● **INSTRUCTIONS FOR THE TASK**: Each line of the data below holding the word "Laboratory" must be copied.

· · · · · · ·

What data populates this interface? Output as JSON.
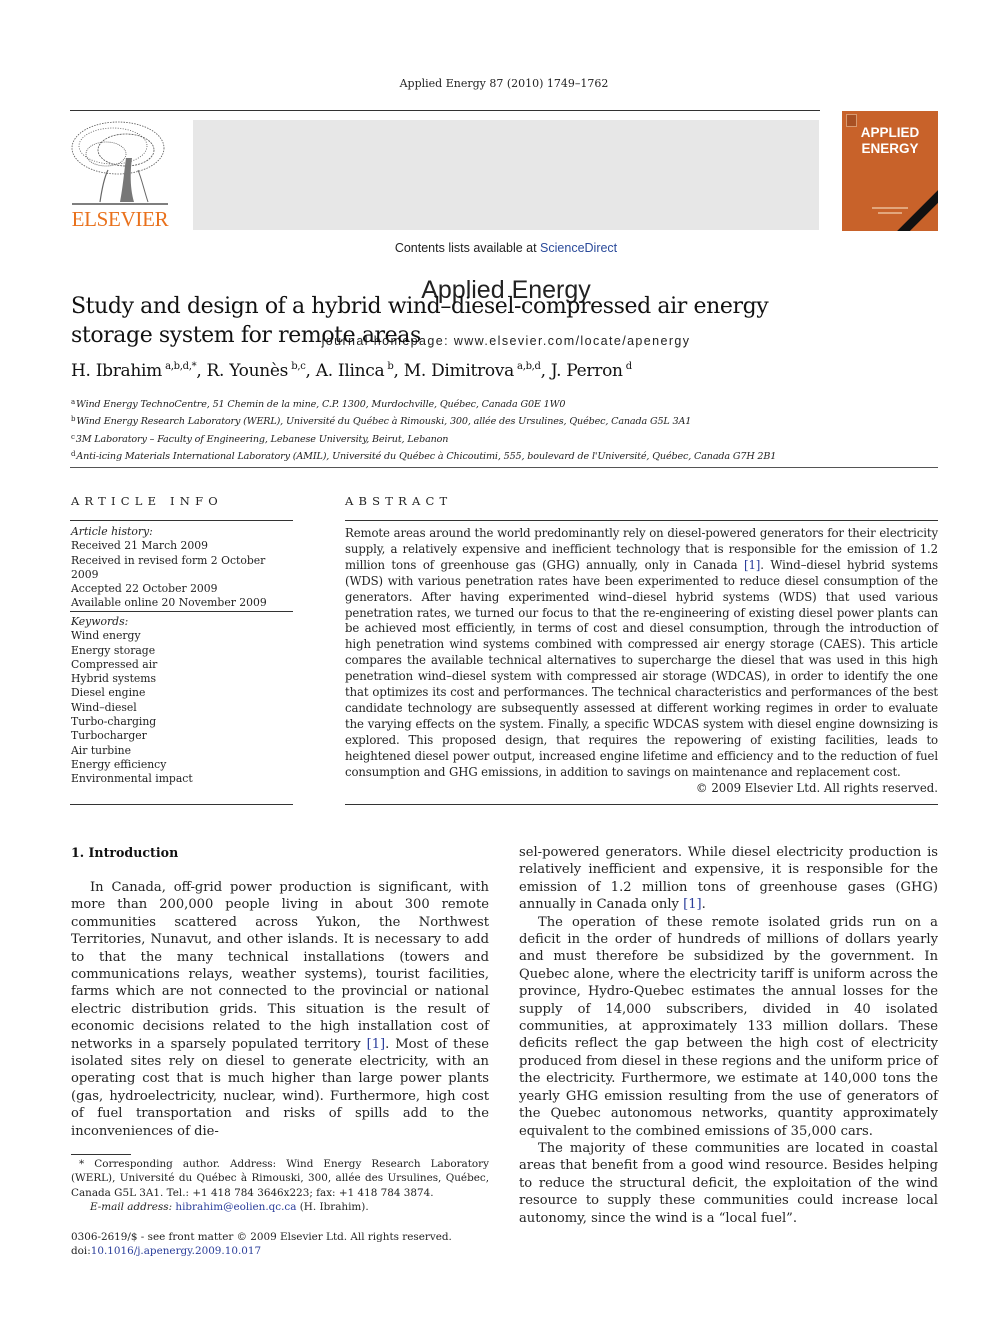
{
  "running_head": "Applied Energy 87 (2010) 1749–1762",
  "header": {
    "contents_prefix": "Contents lists available at ",
    "contents_link": "ScienceDirect",
    "journal_title": "Applied Energy",
    "homepage": "journal homepage: www.elsevier.com/locate/apenergy",
    "publisher_logo_text": "ELSEVIER",
    "cover_title_line1": "APPLIED",
    "cover_title_line2": "ENERGY",
    "colors": {
      "publisher_orange": "#e9711c",
      "cover_orange": "#c8622a",
      "link_blue": "#2a3d9a",
      "banner_gray": "#e7e7e7"
    }
  },
  "article": {
    "title": "Study and design of a hybrid wind–diesel-compressed air energy storage system for remote areas",
    "authors": [
      {
        "name": "H. Ibrahim",
        "sup": "a,b,d,*",
        "sep": ", "
      },
      {
        "name": "R. Younès",
        "sup": "b,c",
        "sep": ", "
      },
      {
        "name": "A. Ilinca",
        "sup": "b",
        "sep": ", "
      },
      {
        "name": "M. Dimitrova",
        "sup": "a,b,d",
        "sep": ", "
      },
      {
        "name": "J. Perron",
        "sup": "d",
        "sep": ""
      }
    ],
    "affiliations": [
      {
        "key": "a",
        "text": "Wind Energy TechnoCentre, 51 Chemin de la mine, C.P. 1300, Murdochville, Québec, Canada G0E 1W0"
      },
      {
        "key": "b",
        "text": "Wind Energy Research Laboratory (WERL), Université du Québec à Rimouski, 300, allée des Ursulines, Québec, Canada G5L 3A1"
      },
      {
        "key": "c",
        "text": "3M Laboratory – Faculty of Engineering, Lebanese University, Beirut, Lebanon"
      },
      {
        "key": "d",
        "text": "Anti-icing Materials International Laboratory (AMIL), Université du Québec à Chicoutimi, 555, boulevard de l'Université, Québec, Canada G7H 2B1"
      }
    ]
  },
  "article_info": {
    "heading": "ARTICLE INFO",
    "history_label": "Article history:",
    "history": [
      "Received 21 March 2009",
      "Received in revised form 2 October 2009",
      "Accepted 22 October 2009",
      "Available online 20 November 2009"
    ],
    "keywords_label": "Keywords:",
    "keywords": [
      "Wind energy",
      "Energy storage",
      "Compressed air",
      "Hybrid systems",
      "Diesel engine",
      "Wind–diesel",
      "Turbo-charging",
      "Turbocharger",
      "Air turbine",
      "Energy efficiency",
      "Environmental impact"
    ]
  },
  "abstract": {
    "heading": "ABSTRACT",
    "text_before_ref": "Remote areas around the world predominantly rely on diesel-powered generators for their electricity supply, a relatively expensive and inefficient technology that is responsible for the emission of 1.2 million tons of greenhouse gas (GHG) annually, only in Canada ",
    "ref": "[1]",
    "text_after_ref": ". Wind–diesel hybrid systems (WDS) with various penetration rates have been experimented to reduce diesel consumption of the generators. After having experimented wind–diesel hybrid systems (WDS) that used various penetration rates, we turned our focus to that the re-engineering of existing diesel power plants can be achieved most efficiently, in terms of cost and diesel consumption, through the introduction of high penetration wind systems combined with compressed air energy storage (CAES). This article compares the available technical alternatives to supercharge the diesel that was used in this high penetration wind–diesel system with compressed air storage (WDCAS), in order to identify the one that optimizes its cost and performances. The technical characteristics and performances of the best candidate technology are subsequently assessed at different working regimes in order to evaluate the varying effects on the system. Finally, a specific WDCAS system with diesel engine downsizing is explored. This proposed design, that requires the repowering of existing facilities, leads to heightened diesel power output, increased engine lifetime and efficiency and to the reduction of fuel consumption and GHG emissions, in addition to savings on maintenance and replacement cost.",
    "copyright": "© 2009 Elsevier Ltd. All rights reserved."
  },
  "introduction": {
    "heading": "1. Introduction",
    "p1_before_ref": "In Canada, off-grid power production is significant, with more than 200,000 people living in about 300 remote communities scattered across Yukon, the Northwest Territories, Nunavut, and other islands. It is necessary to add to that the many technical installations (towers and communications relays, weather systems), tourist facilities, farms which are not connected to the provincial or national electric distribution grids. This situation is the result of economic decisions related to the high installation cost of networks in a sparsely populated territory ",
    "p1_ref": "[1]",
    "p1_after_ref": ". Most of these isolated sites rely on diesel to generate electricity, with an operating cost that is much higher than large power plants (gas, hydroelectricity, nuclear, wind). Furthermore, high cost of fuel transportation and risks of spills add to the inconveniences of die-",
    "p1_cont_before_ref": "sel-powered generators. While diesel electricity production is relatively inefficient and expensive, it is responsible for the emission of 1.2 million tons of greenhouse gases (GHG) annually in Canada only ",
    "p1_cont_ref": "[1]",
    "p1_cont_after_ref": ".",
    "p2": "The operation of these remote isolated grids run on a deficit in the order of hundreds of millions of dollars yearly and must therefore be subsidized by the government. In Quebec alone, where the electricity tariff is uniform across the province, Hydro-Quebec estimates the annual losses for the supply of 14,000 subscribers, divided in 40 isolated communities, at approximately 133 million dollars. These deficits reflect the gap between the high cost of electricity produced from diesel in these regions and the uniform price of the electricity. Furthermore, we estimate at 140,000 tons the yearly GHG emission resulting from the use of generators of the Quebec autonomous networks, quantity approximately equivalent to the combined emissions of 35,000 cars.",
    "p3": "The majority of these communities are located in coastal areas that benefit from a good wind resource. Besides helping to reduce the structural deficit, the exploitation of the wind resource to supply these communities could increase local autonomy, since the wind is a “local fuel”."
  },
  "footnote": {
    "corresponding": "* Corresponding author. Address: Wind Energy Research Laboratory (WERL), Université du Québec à Rimouski, 300, allée des Ursulines, Québec, Canada G5L 3A1. Tel.: +1 418 784 3646x223; fax: +1 418 784 3874.",
    "email_label": "E-mail address: ",
    "email": "hibrahim@eolien.qc.ca",
    "email_suffix": " (H. Ibrahim)."
  },
  "front_matter": {
    "issn_line": "0306-2619/$ - see front matter © 2009 Elsevier Ltd. All rights reserved.",
    "doi_prefix": "doi:",
    "doi": "10.1016/j.apenergy.2009.10.017"
  }
}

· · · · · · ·

● **RESPONSE BOX**:
        "text": "Wind Energy Research Laboratory (WERL), Université du Québec à Rimouski, 300, allée des Ursulines, Québec, Canada G5L 3A1"
        "text": "3M Laboratory – Faculty of Engineering, Lebanese University, Beirut, Lebanon"
        "text": "Anti-icing Materials International Laboratory (AMIL), Université du Québec à Chicoutimi, 555, boulevard de l'Université, Québec, Canada G7H 2B1"
    "corresponding": "* Corresponding author. Address: Wind Energy Research Laboratory (WERL), Université du Québec à Rimouski, 300, allée des Ursulines, Québec, Canada G5L 3A1. Tel.: +1 418 784 3646x223; fax: +1 418 784 3874.",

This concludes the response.